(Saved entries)
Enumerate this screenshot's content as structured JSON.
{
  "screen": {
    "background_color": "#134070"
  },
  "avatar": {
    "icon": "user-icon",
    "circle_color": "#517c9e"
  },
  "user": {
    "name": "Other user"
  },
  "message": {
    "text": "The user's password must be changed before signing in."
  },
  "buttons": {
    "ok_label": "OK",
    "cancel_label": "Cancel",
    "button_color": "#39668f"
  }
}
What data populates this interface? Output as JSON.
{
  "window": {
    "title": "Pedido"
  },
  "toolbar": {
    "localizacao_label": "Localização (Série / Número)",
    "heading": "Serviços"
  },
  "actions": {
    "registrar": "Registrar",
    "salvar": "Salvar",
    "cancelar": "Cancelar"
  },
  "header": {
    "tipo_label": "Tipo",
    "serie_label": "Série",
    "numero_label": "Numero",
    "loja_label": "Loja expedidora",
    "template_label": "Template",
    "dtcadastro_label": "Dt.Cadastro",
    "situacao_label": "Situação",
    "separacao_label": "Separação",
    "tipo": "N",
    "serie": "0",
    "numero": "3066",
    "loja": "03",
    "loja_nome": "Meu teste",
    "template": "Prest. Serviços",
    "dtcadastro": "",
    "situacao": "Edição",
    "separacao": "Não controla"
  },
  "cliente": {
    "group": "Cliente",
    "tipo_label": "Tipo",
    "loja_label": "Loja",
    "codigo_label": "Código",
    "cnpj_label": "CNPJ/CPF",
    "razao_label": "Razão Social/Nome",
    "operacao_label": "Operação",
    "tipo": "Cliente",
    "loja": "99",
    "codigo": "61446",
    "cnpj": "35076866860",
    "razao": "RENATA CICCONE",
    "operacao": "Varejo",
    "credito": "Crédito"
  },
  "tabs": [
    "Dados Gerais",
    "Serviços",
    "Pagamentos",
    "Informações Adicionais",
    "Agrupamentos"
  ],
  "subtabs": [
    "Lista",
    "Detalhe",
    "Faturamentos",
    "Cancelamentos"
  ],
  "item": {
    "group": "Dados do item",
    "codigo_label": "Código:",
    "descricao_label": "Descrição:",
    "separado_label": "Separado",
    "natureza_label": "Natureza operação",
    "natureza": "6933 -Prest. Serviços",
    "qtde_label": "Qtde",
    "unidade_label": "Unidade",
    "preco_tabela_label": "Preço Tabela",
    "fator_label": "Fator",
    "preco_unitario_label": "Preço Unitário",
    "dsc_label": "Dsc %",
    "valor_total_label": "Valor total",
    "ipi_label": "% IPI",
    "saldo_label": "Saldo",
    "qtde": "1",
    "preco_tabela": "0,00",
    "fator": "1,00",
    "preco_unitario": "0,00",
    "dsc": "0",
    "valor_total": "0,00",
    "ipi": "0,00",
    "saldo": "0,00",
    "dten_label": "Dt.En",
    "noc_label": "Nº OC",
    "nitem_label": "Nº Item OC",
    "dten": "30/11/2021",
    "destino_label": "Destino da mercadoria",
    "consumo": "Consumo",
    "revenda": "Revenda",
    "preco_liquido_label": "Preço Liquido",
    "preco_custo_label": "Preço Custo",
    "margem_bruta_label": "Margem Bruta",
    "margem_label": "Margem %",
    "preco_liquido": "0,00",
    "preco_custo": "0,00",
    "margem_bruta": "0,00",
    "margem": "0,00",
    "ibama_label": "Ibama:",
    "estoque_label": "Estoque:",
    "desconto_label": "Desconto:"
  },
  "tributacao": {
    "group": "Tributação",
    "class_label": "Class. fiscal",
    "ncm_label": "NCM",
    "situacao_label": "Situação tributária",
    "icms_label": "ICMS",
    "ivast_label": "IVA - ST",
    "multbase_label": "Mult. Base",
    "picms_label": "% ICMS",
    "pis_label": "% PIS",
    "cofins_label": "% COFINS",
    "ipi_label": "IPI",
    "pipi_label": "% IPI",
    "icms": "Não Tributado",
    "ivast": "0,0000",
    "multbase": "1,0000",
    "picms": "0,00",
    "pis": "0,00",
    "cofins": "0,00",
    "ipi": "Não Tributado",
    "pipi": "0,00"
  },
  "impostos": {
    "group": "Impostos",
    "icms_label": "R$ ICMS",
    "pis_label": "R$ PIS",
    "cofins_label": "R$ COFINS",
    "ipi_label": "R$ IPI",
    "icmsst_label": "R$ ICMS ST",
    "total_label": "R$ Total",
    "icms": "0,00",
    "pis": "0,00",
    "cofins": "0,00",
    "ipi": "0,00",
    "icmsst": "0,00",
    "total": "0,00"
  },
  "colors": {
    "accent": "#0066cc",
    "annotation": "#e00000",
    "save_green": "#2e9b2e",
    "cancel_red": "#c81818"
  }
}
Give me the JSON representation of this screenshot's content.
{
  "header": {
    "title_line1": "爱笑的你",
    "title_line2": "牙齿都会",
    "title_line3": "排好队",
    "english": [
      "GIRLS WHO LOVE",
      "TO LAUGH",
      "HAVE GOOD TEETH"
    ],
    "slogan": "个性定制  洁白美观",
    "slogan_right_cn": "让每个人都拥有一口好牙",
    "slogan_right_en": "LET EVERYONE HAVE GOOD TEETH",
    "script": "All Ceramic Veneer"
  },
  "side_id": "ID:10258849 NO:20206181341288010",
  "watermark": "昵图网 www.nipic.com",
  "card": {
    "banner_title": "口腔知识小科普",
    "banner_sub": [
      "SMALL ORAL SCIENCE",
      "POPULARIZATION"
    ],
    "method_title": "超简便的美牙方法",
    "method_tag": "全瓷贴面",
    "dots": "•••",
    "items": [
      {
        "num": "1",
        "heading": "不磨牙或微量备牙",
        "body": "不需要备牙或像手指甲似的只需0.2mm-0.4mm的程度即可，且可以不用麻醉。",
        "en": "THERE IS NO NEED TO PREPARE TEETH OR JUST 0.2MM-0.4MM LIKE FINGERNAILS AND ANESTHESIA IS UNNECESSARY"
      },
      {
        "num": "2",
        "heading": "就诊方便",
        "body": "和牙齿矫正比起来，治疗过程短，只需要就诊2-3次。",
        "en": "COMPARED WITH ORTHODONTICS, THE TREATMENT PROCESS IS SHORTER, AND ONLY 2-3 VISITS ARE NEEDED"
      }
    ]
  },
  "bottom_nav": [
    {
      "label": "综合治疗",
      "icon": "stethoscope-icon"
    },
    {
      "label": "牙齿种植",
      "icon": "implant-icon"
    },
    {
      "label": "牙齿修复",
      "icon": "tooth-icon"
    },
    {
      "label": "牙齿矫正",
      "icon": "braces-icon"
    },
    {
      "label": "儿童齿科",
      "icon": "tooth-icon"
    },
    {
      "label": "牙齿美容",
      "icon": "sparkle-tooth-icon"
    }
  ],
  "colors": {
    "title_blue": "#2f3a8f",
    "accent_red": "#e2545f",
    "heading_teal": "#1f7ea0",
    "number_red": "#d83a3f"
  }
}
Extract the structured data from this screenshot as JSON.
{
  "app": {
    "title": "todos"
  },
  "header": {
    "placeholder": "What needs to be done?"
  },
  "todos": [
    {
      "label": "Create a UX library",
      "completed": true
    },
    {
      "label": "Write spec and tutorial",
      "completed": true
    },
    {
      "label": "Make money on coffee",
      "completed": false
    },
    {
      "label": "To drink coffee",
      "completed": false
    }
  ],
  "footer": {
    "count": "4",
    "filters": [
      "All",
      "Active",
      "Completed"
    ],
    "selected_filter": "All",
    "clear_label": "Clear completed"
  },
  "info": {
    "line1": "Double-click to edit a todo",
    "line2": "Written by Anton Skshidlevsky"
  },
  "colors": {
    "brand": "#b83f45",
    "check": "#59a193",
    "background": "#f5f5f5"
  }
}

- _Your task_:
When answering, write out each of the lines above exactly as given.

- _Result for this task_:
Enumerate this screenshot's content as structured JSON.
{
  "screen": {
    "background_color": "#134070"
  },
  "avatar": {
    "icon": "user-icon",
    "circle_color": "#517c9e"
  },
  "user": {
    "name": "Other user"
  },
  "message": {
    "text": "The user's password must be changed before signing in."
  },
  "buttons": {
    "ok_label": "OK",
    "cancel_label": "Cancel",
    "button_color": "#39668f"
  }
}
What data populates this interface? Output as JSON.
{
  "window": {
    "title": "Pedido"
  },
  "toolbar": {
    "localizacao_label": "Localização (Série / Número)",
    "heading": "Serviços"
  },
  "actions": {
    "registrar": "Registrar",
    "salvar": "Salvar",
    "cancelar": "Cancelar"
  },
  "header": {
    "tipo_label": "Tipo",
    "serie_label": "Série",
    "numero_label": "Numero",
    "loja_label": "Loja expedidora",
    "template_label": "Template",
    "dtcadastro_label": "Dt.Cadastro",
    "situacao_label": "Situação",
    "separacao_label": "Separação",
    "tipo": "N",
    "serie": "0",
    "numero": "3066",
    "loja": "03",
    "loja_nome": "Meu teste",
    "template": "Prest. Serviços",
    "dtcadastro": "",
    "situacao": "Edição",
    "separacao": "Não controla"
  },
  "cliente": {
    "group": "Cliente",
    "tipo_label": "Tipo",
    "loja_label": "Loja",
    "codigo_label": "Código",
    "cnpj_label": "CNPJ/CPF",
    "razao_label": "Razão Social/Nome",
    "operacao_label": "Operação",
    "tipo": "Cliente",
    "loja": "99",
    "codigo": "61446",
    "cnpj": "35076866860",
    "razao": "RENATA CICCONE",
    "operacao": "Varejo",
    "credito": "Crédito"
  },
  "tabs": [
    "Dados Gerais",
    "Serviços",
    "Pagamentos",
    "Informações Adicionais",
    "Agrupamentos"
  ],
  "subtabs": [
    "Lista",
    "Detalhe",
    "Faturamentos",
    "Cancelamentos"
  ],
  "item": {
    "group": "Dados do item",
    "codigo_label": "Código:",
    "descricao_label": "Descrição:",
    "separado_label": "Separado",
    "natureza_label": "Natureza operação",
    "natureza": "6933 -Prest. Serviços",
    "qtde_label": "Qtde",
    "unidade_label": "Unidade",
    "preco_tabela_label": "Preço Tabela",
    "fator_label": "Fator",
    "preco_unitario_label": "Preço Unitário",
    "dsc_label": "Dsc %",
    "valor_total_label": "Valor total",
    "ipi_label": "% IPI",
    "saldo_label": "Saldo",
    "qtde": "1",
    "preco_tabela": "0,00",
    "fator": "1,00",
    "preco_unitario": "0,00",
    "dsc": "0",
    "valor_total": "0,00",
    "ipi": "0,00",
    "saldo": "0,00",
    "dten_label": "Dt.En",
    "noc_label": "Nº OC",
    "nitem_label": "Nº Item OC",
    "dten": "30/11/2021",
    "destino_label": "Destino da mercadoria",
    "consumo": "Consumo",
    "revenda": "Revenda",
    "preco_liquido_label": "Preço Liquido",
    "preco_custo_label": "Preço Custo",
    "margem_bruta_label": "Margem Bruta",
    "margem_label": "Margem %",
    "preco_liquido": "0,00",
    "preco_custo": "0,00",
    "margem_bruta": "0,00",
    "margem": "0,00",
    "ibama_label": "Ibama:",
    "estoque_label": "Estoque:",
    "desconto_label": "Desconto:"
  },
  "tributacao": {
    "group": "Tributação",
    "class_label": "Class. fiscal",
    "ncm_label": "NCM",
    "situacao_label": "Situação tributária",
    "icms_label": "ICMS",
    "ivast_label": "IVA - ST",
    "multbase_label": "Mult. Base",
    "picms_label": "% ICMS",
    "pis_label": "% PIS",
    "cofins_label": "% COFINS",
    "ipi_label": "IPI",
    "pipi_label": "% IPI",
    "icms": "Não Tributado",
    "ivast": "0,0000",
    "multbase": "1,0000",
    "picms": "0,00",
    "pis": "0,00",
    "cofins": "0,00",
    "ipi": "Não Tributado",
    "pipi": "0,00"
  },
  "impostos": {
    "group": "Impostos",
    "icms_label": "R$ ICMS",
    "pis_label": "R$ PIS",
    "cofins_label": "R$ COFINS",
    "ipi_label": "R$ IPI",
    "icmsst_label": "R$ ICMS ST",
    "total_label": "R$ Total",
    "icms": "0,00",
    "pis": "0,00",
    "cofins": "0,00",
    "ipi": "0,00",
    "icmsst": "0,00",
    "total": "0,00"
  },
  "colors": {
    "accent": "#0066cc",
    "annotation": "#e00000",
    "save_green": "#2e9b2e",
    "cancel_red": "#c81818"
  }
}
Give me the JSON representation of this screenshot's content.
{
  "header": {
    "title_line1": "爱笑的你",
    "title_line2": "牙齿都会",
    "title_line3": "排好队",
    "english": [
      "GIRLS WHO LOVE",
      "TO LAUGH",
      "HAVE GOOD TEETH"
    ],
    "slogan": "个性定制  洁白美观",
    "slogan_right_cn": "让每个人都拥有一口好牙",
    "slogan_right_en": "LET EVERYONE HAVE GOOD TEETH",
    "script": "All Ceramic Veneer"
  },
  "side_id": "ID:10258849 NO:20206181341288010",
  "watermark": "昵图网 www.nipic.com",
  "card": {
    "banner_title": "口腔知识小科普",
    "banner_sub": [
      "SMALL ORAL SCIENCE",
      "POPULARIZATION"
    ],
    "method_title": "超简便的美牙方法",
    "method_tag": "全瓷贴面",
    "dots": "•••",
    "items": [
      {
        "num": "1",
        "heading": "不磨牙或微量备牙",
        "body": "不需要备牙或像手指甲似的只需0.2mm-0.4mm的程度即可，且可以不用麻醉。",
        "en": "THERE IS NO NEED TO PREPARE TEETH OR JUST 0.2MM-0.4MM LIKE FINGERNAILS AND ANESTHESIA IS UNNECESSARY"
      },
      {
        "num": "2",
        "heading": "就诊方便",
        "body": "和牙齿矫正比起来，治疗过程短，只需要就诊2-3次。",
        "en": "COMPARED WITH ORTHODONTICS, THE TREATMENT PROCESS IS SHORTER, AND ONLY 2-3 VISITS ARE NEEDED"
      }
    ]
  },
  "bottom_nav": [
    {
      "label": "综合治疗",
      "icon": "stethoscope-icon"
    },
    {
      "label": "牙齿种植",
      "icon": "implant-icon"
    },
    {
      "label": "牙齿修复",
      "icon": "tooth-icon"
    },
    {
      "label": "牙齿矫正",
      "icon": "braces-icon"
    },
    {
      "label": "儿童齿科",
      "icon": "tooth-icon"
    },
    {
      "label": "牙齿美容",
      "icon": "sparkle-tooth-icon"
    }
  ],
  "colors": {
    "title_blue": "#2f3a8f",
    "accent_red": "#e2545f",
    "heading_teal": "#1f7ea0",
    "number_red": "#d83a3f"
  }
}
Extract the structured data from this screenshot as JSON.
{
  "app": {
    "title": "todos"
  },
  "header": {
    "placeholder": "What needs to be done?"
  },
  "todos": [
    {
      "label": "Create a UX library",
      "completed": true
    },
    {
      "label": "Write spec and tutorial",
      "completed": true
    },
    {
      "label": "Make money on coffee",
      "completed": false
    },
    {
      "label": "To drink coffee",
      "completed": false
    }
  ],
  "footer": {
    "count": "4",
    "filters": [
      "All",
      "Active",
      "Completed"
    ],
    "selected_filter": "All",
    "clear_label": "Clear completed"
  },
  "info": {
    "line1": "Double-click to edit a todo",
    "line2": "Written by Anton Skshidlevsky"
  },
  "colors": {
    "brand": "#b83f45",
    "check": "#59a193",
    "background": "#f5f5f5"
  }
}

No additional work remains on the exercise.